A review, published by Lawrence J. Brandt, MD, FACP, separately in the American Journal of Gastroenterology on Jan. 15, concluded that, "There is a conceptual sea change that is developing in our view of bacteria from their role only as pathogens to that of being critical to health maintenance in a changing world. Future studies are certain to narrow the spectrum of organisms that need to be given to patients to cure disease. FMT (fecal microbiota transplantation) is but the first step in this journey."
C. diff. recurs in 10–20% of patients after initial antibiotic therapy and up to 40–65% in patients who are retreated for a second episode, Dr. Brandt wrote. Fecal transplants likely correct the imbalance by restoring normal gut flora, compared to antibiotic treatment, "which, in a sense, perpetuates the very condition that lead to the initial episode of CDI (C. diff infection), namely an altered intestinal microbiome."
After outlining a step-by-step procedure, Dr. Brand outlines how many other conditions can be aided by fecal transplants. He writes, "I believe it also has a role as first-line treatment for patients with CDI rather than antibiotics because of its rapid effect, minimal risk, relatively low cost and reestablishment of a 'balanced' colonic microbiota.

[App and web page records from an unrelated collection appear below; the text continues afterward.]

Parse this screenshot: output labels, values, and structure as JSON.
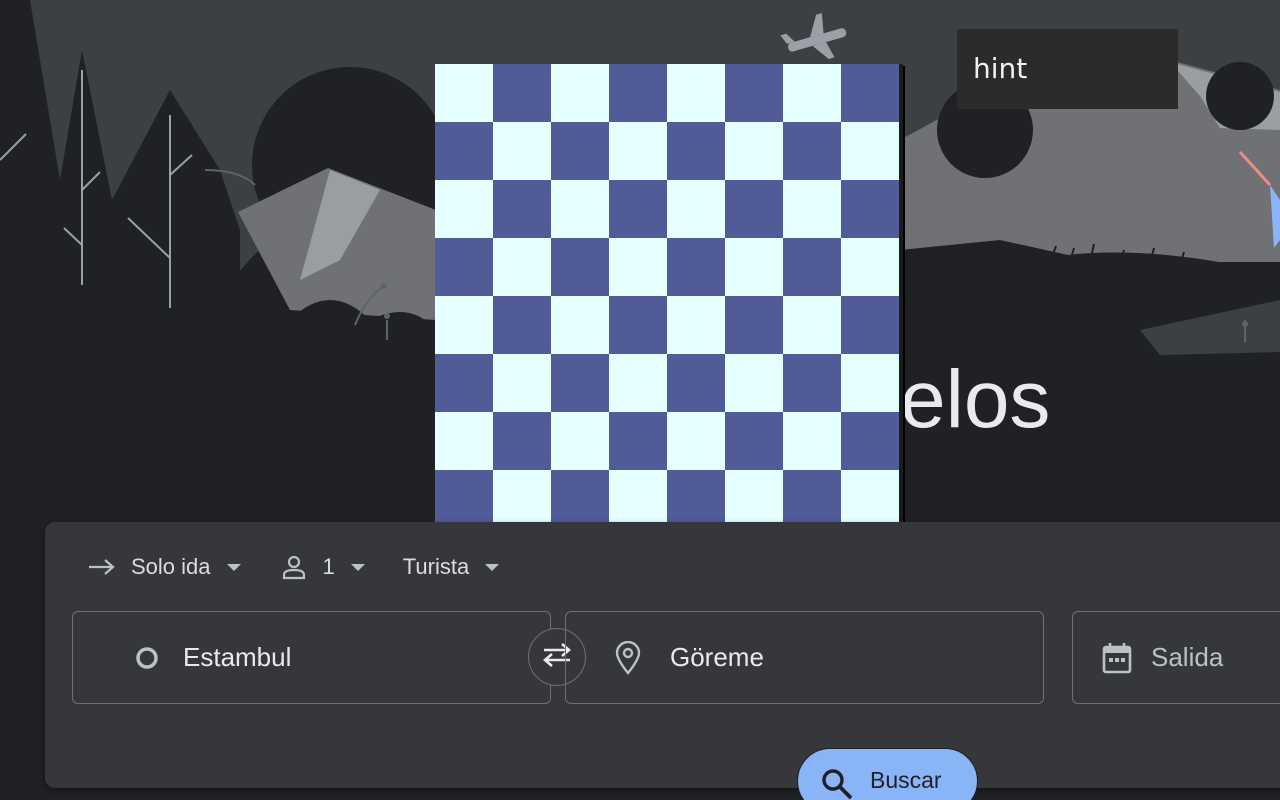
{
  "hero": {
    "title_fragment": "elos"
  },
  "popup": {
    "hint_text": "hint",
    "grid_size": 8,
    "light_color": "#e6ffff",
    "dark_color": "#515b98"
  },
  "search": {
    "trip_type": {
      "label": "Solo ida",
      "icon": "arrow-right-icon"
    },
    "passengers": {
      "label": "1",
      "icon": "person-icon"
    },
    "cabin_class": {
      "label": "Turista"
    },
    "origin": {
      "value": "Estambul",
      "icon": "circle-outline-icon"
    },
    "swap": {
      "icon": "swap-arrows-icon"
    },
    "destination": {
      "value": "Göreme",
      "icon": "location-pin-icon"
    },
    "departure": {
      "placeholder": "Salida",
      "icon": "calendar-icon"
    },
    "submit": {
      "label": "Buscar",
      "icon": "search-icon"
    }
  },
  "colors": {
    "background": "#202124",
    "card": "#36373b",
    "accent": "#8ab4f8",
    "text": "#e8eaed"
  }
}
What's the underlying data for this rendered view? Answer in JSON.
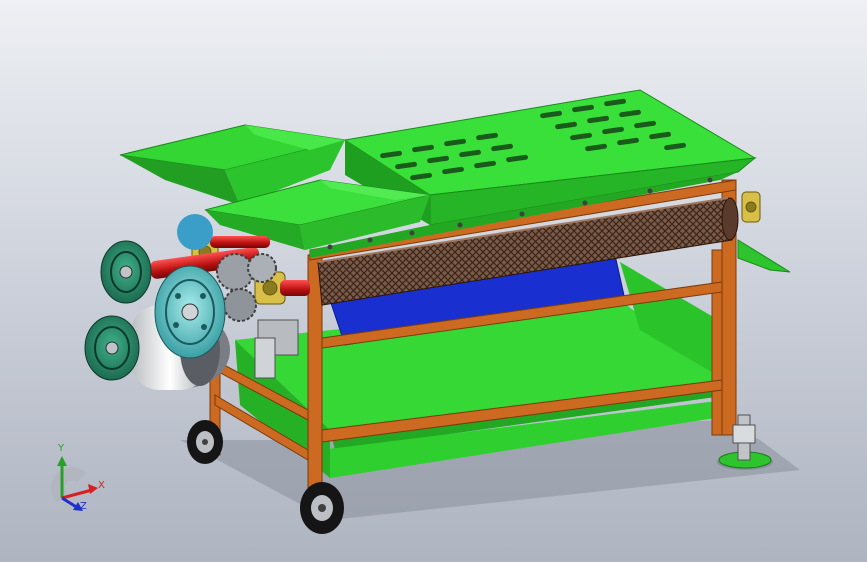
{
  "viewport": {
    "background_top": "#eef0f4",
    "background_bottom": "#aeb4c0"
  },
  "scene": {
    "subject": "threshing-machine-model",
    "colors": {
      "hopper_green": "#2fd42f",
      "hopper_dark": "#1f9a1f",
      "frame_orange": "#c8641e",
      "frame_dark": "#8a4010",
      "pulley_teal": "#2e8f70",
      "pulley_cyan": "#6ecfd0",
      "shaft_red": "#c81818",
      "bearing_yellow": "#d9c24a",
      "screen_blue": "#1a2fd0",
      "drum_mesh": "#5a3a2a"
    }
  },
  "triad": {
    "x_label": "X",
    "y_label": "Y",
    "z_label": "Z",
    "x_color": "#d82020",
    "y_color": "#2aa02a",
    "z_color": "#2030c8"
  }
}
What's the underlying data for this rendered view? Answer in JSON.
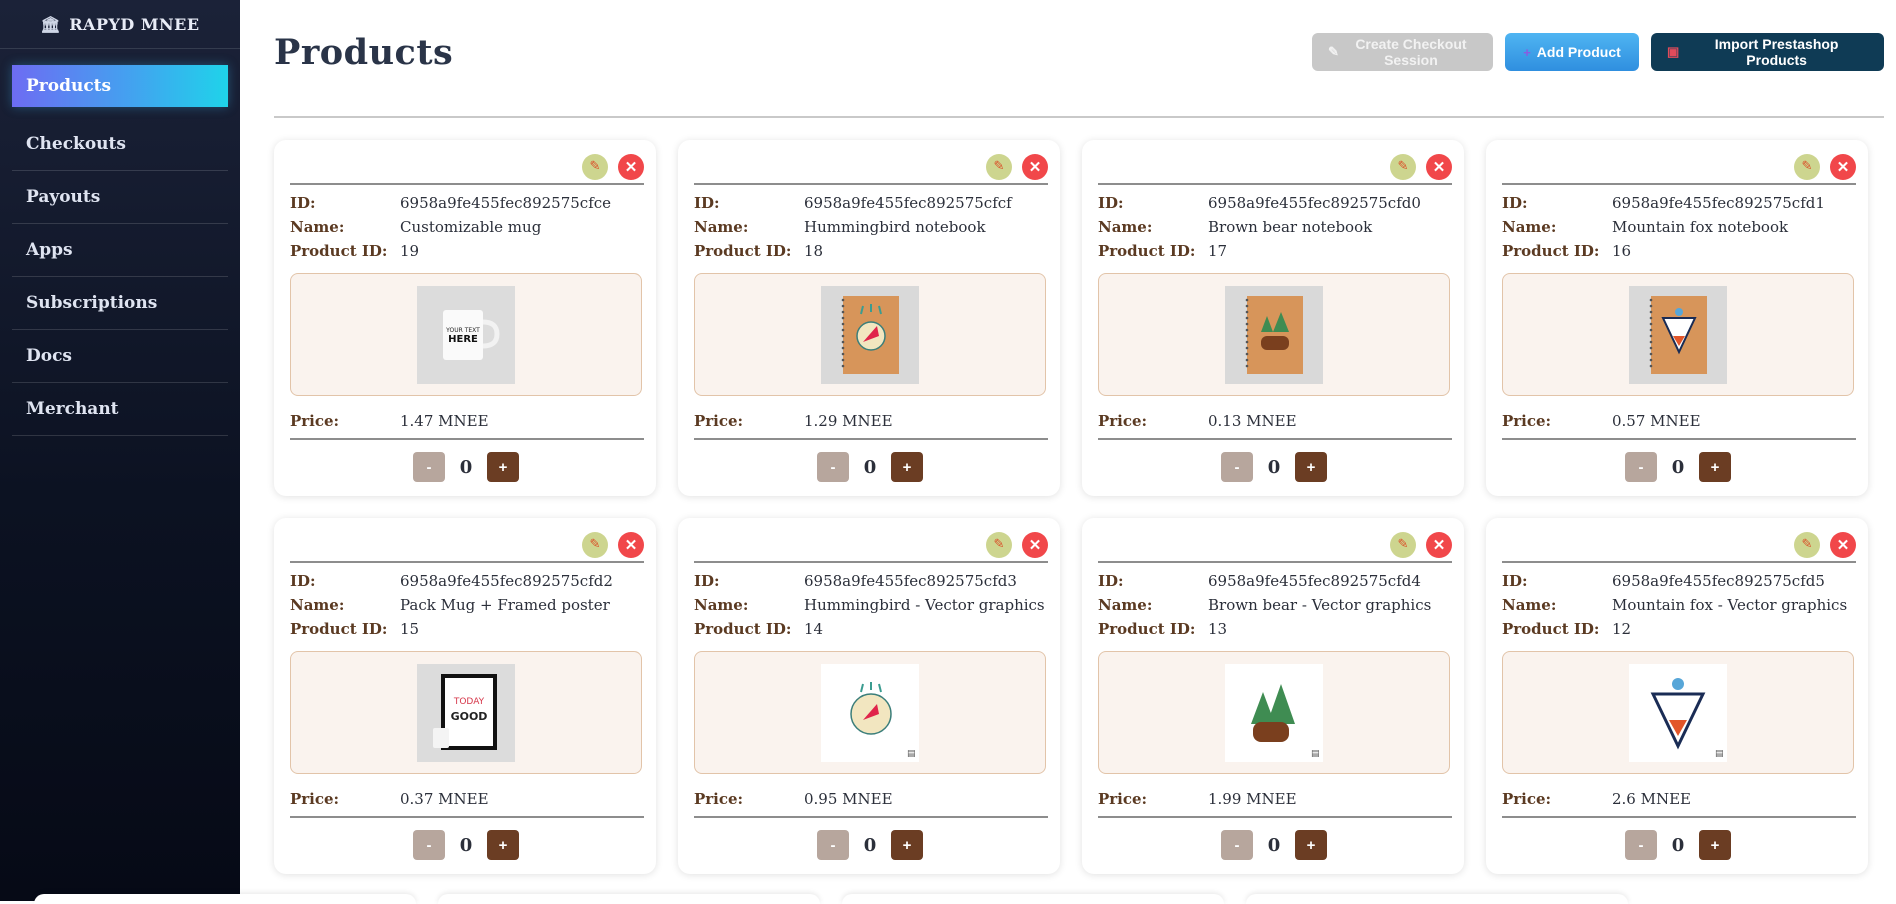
{
  "brand": {
    "name": "RAPYD MNEE",
    "icon": "bank-icon"
  },
  "nav": [
    {
      "label": "Products",
      "active": true
    },
    {
      "label": "Checkouts"
    },
    {
      "label": "Payouts"
    },
    {
      "label": "Apps"
    },
    {
      "label": "Subscriptions"
    },
    {
      "label": "Docs"
    },
    {
      "label": "Merchant"
    }
  ],
  "header": {
    "title": "Products",
    "checkout_label": "Create Checkout Session",
    "add_label": "Add Product",
    "import_label": "Import Prestashop Products"
  },
  "labels": {
    "id": "ID:",
    "name": "Name:",
    "product_id": "Product ID:",
    "price": "Price:"
  },
  "colors": {
    "accent": "#2f8fdf",
    "import": "#0f3b55",
    "delete": "#f1474a",
    "edit": "#cdd58f",
    "plus": "#6b3d23",
    "minus": "#b7a69d"
  },
  "products": [
    {
      "id": "6958a9fe455fec892575cfce",
      "name": "Customizable mug",
      "product_id": "19",
      "price": "1.47 MNEE",
      "qty": "0",
      "image": "mug"
    },
    {
      "id": "6958a9fe455fec892575cfcf",
      "name": "Hummingbird notebook",
      "product_id": "18",
      "price": "1.29 MNEE",
      "qty": "0",
      "image": "notebook-hummingbird"
    },
    {
      "id": "6958a9fe455fec892575cfd0",
      "name": "Brown bear notebook",
      "product_id": "17",
      "price": "0.13 MNEE",
      "qty": "0",
      "image": "notebook-bear"
    },
    {
      "id": "6958a9fe455fec892575cfd1",
      "name": "Mountain fox notebook",
      "product_id": "16",
      "price": "0.57 MNEE",
      "qty": "0",
      "image": "notebook-fox"
    },
    {
      "id": "6958a9fe455fec892575cfd2",
      "name": "Pack Mug + Framed poster",
      "product_id": "15",
      "price": "0.37 MNEE",
      "qty": "0",
      "image": "poster"
    },
    {
      "id": "6958a9fe455fec892575cfd3",
      "name": "Hummingbird - Vector graphics",
      "product_id": "14",
      "price": "0.95 MNEE",
      "qty": "0",
      "image": "vector-hummingbird"
    },
    {
      "id": "6958a9fe455fec892575cfd4",
      "name": "Brown bear - Vector graphics",
      "product_id": "13",
      "price": "1.99 MNEE",
      "qty": "0",
      "image": "vector-bear"
    },
    {
      "id": "6958a9fe455fec892575cfd5",
      "name": "Mountain fox - Vector graphics",
      "product_id": "12",
      "price": "2.6 MNEE",
      "qty": "0",
      "image": "vector-fox"
    }
  ],
  "qty_controls": {
    "minus": "-",
    "plus": "+"
  }
}
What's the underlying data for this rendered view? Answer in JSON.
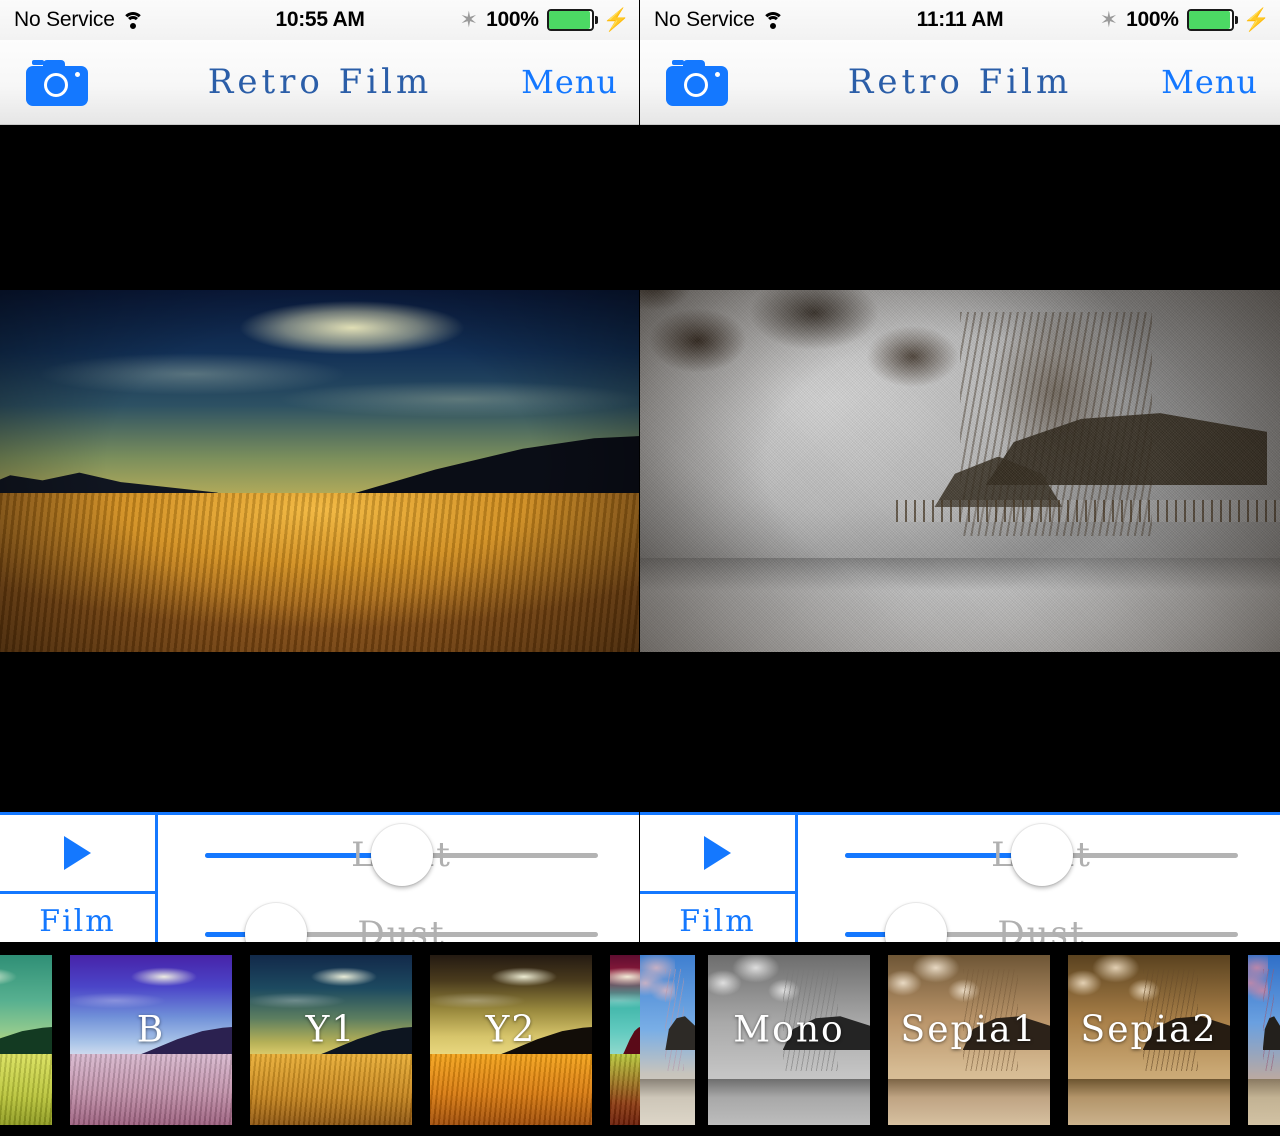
{
  "app": {
    "title": "Retro Film",
    "menu_label": "Menu",
    "camera_icon": "camera-icon",
    "accent_color": "#1478ff",
    "title_color": "#2b5ea8"
  },
  "panels": [
    {
      "id": "left",
      "status": {
        "carrier": "No Service",
        "wifi_icon": "wifi-icon",
        "time": "10:55 AM",
        "bluetooth_icon": "bluetooth-icon",
        "battery_percent": "100%",
        "battery_icon": "battery-full-icon",
        "charging_icon": "lightning-bolt-icon"
      },
      "preview": "landscape-golden-field",
      "controls": {
        "play_label": "play-icon",
        "tab_label": "Film",
        "sliders": [
          {
            "label": "Light",
            "value": 50
          },
          {
            "label": "Dust",
            "value": 18
          }
        ]
      }
    },
    {
      "id": "right",
      "status": {
        "carrier": "No Service",
        "wifi_icon": "wifi-icon",
        "time": "11:11 AM",
        "bluetooth_icon": "bluetooth-icon",
        "battery_percent": "100%",
        "battery_icon": "battery-full-icon",
        "charging_icon": "lightning-bolt-icon"
      },
      "preview": "shrine-sepia-monochrome",
      "controls": {
        "play_label": "play-icon",
        "tab_label": "Film",
        "sliders": [
          {
            "label": "Light",
            "value": 50
          },
          {
            "label": "Dust",
            "value": 18
          }
        ]
      }
    }
  ],
  "filmstrip": {
    "thumbnails": [
      {
        "caption": "",
        "scene": "landscape",
        "theme": "green",
        "partial": "left"
      },
      {
        "caption": "B",
        "scene": "landscape",
        "theme": "blue",
        "partial": ""
      },
      {
        "caption": "Y1",
        "scene": "landscape",
        "theme": "yellow1",
        "partial": ""
      },
      {
        "caption": "Y2",
        "scene": "landscape",
        "theme": "yellow2",
        "partial": ""
      },
      {
        "caption": "",
        "scene": "landscape",
        "theme": "cyanred",
        "partial": "right"
      },
      {
        "caption": "",
        "scene": "shrine",
        "theme": "normal",
        "partial": "left"
      },
      {
        "caption": "Mono",
        "scene": "shrine",
        "theme": "mono",
        "partial": ""
      },
      {
        "caption": "Sepia1",
        "scene": "shrine",
        "theme": "sepia1",
        "partial": ""
      },
      {
        "caption": "Sepia2",
        "scene": "shrine",
        "theme": "sepia2",
        "partial": ""
      },
      {
        "caption": "",
        "scene": "shrine",
        "theme": "color",
        "partial": "right"
      }
    ]
  }
}
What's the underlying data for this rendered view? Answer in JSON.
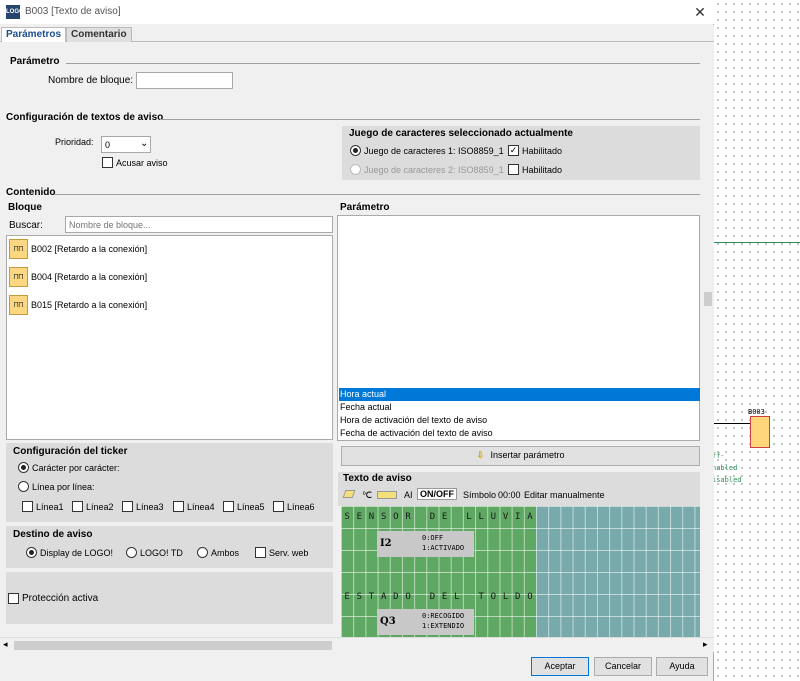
{
  "window": {
    "title": "B003 [Texto de aviso]",
    "icon_text": "LOGO",
    "close": "✕"
  },
  "tabs": [
    {
      "label": "Parámetros"
    },
    {
      "label": "Comentario"
    }
  ],
  "parametro": {
    "title": "Parámetro",
    "nombre_label": "Nombre de bloque:",
    "nombre_value": ""
  },
  "config": {
    "title": "Configuración de textos de aviso",
    "prioridad_label": "Prioridad:",
    "prioridad_value": "0",
    "acusar_label": "Acusar aviso",
    "charset": {
      "title": "Juego de caracteres seleccionado actualmente",
      "set1_label": "Juego de caracteres 1: ISO8859_1",
      "set2_label": "Juego de caracteres 2: ISO8859_1",
      "habilitado1": "Habilitado",
      "habilitado2": "Habilitado"
    }
  },
  "contenido": {
    "title": "Contenido",
    "bloque_title": "Bloque",
    "buscar_label": "Buscar:",
    "buscar_placeholder": "Nombre de bloque...",
    "blocks": [
      {
        "label": "B002 [Retardo a la conexión]"
      },
      {
        "label": "B004 [Retardo a la conexión]"
      },
      {
        "label": "B015 [Retardo a la conexión]"
      }
    ],
    "param_title": "Parámetro",
    "param_items": [
      "Hora actual",
      "Fecha actual",
      "Hora de activación del texto de aviso",
      "Fecha de activación del texto de aviso"
    ],
    "insertar_label": "Insertar parámetro"
  },
  "ticker": {
    "title": "Configuración del ticker",
    "caracter": "Carácter por carácter:",
    "linea": "Línea por línea:",
    "lineas": [
      "Línea1",
      "Línea2",
      "Línea3",
      "Línea4",
      "Línea5",
      "Línea6"
    ]
  },
  "destino": {
    "title": "Destino de aviso",
    "options": [
      "Display de LOGO!",
      "LOGO! TD",
      "Ambos"
    ],
    "serv_web": "Serv. web"
  },
  "proteccion": "Protección activa",
  "texto": {
    "title": "Texto de aviso",
    "toolbar": {
      "celsius": "℃",
      "ai": "AI",
      "onoff": "ON/OFF",
      "simbolo": "Símbolo",
      "time": "00:00",
      "editar": "Editar manualmente"
    },
    "line1": "SENSOR DE LLUVIA",
    "line3": "ESTADO DEL TOLDO",
    "param1": {
      "name": "I2",
      "s0": "0:OFF",
      "s1": "1:ACTIVADO"
    },
    "param2": {
      "name": "Q3",
      "s0": "0:RECOGIDO",
      "s1": "1:EXTENDIO"
    }
  },
  "buttons": {
    "aceptar": "Aceptar",
    "cancelar": "Cancelar",
    "ayuda": "Ayuda"
  },
  "canvas": {
    "block_label": "B003",
    "t1": "ff-",
    "t2": "nabled",
    "t3": "isabled"
  }
}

"I, and others, also have used FMT to treat patients with severe CDI manifest by toxic megacolon or ileus and have seen the patient's, family's, gastroenterologist's, and even surgeon's relief as the patient's abdominal distention, fever and white blood cell count decreased, occasionally within hours of the procedure; in none of these cases was the patient's condition or course of disease worsened by FMT."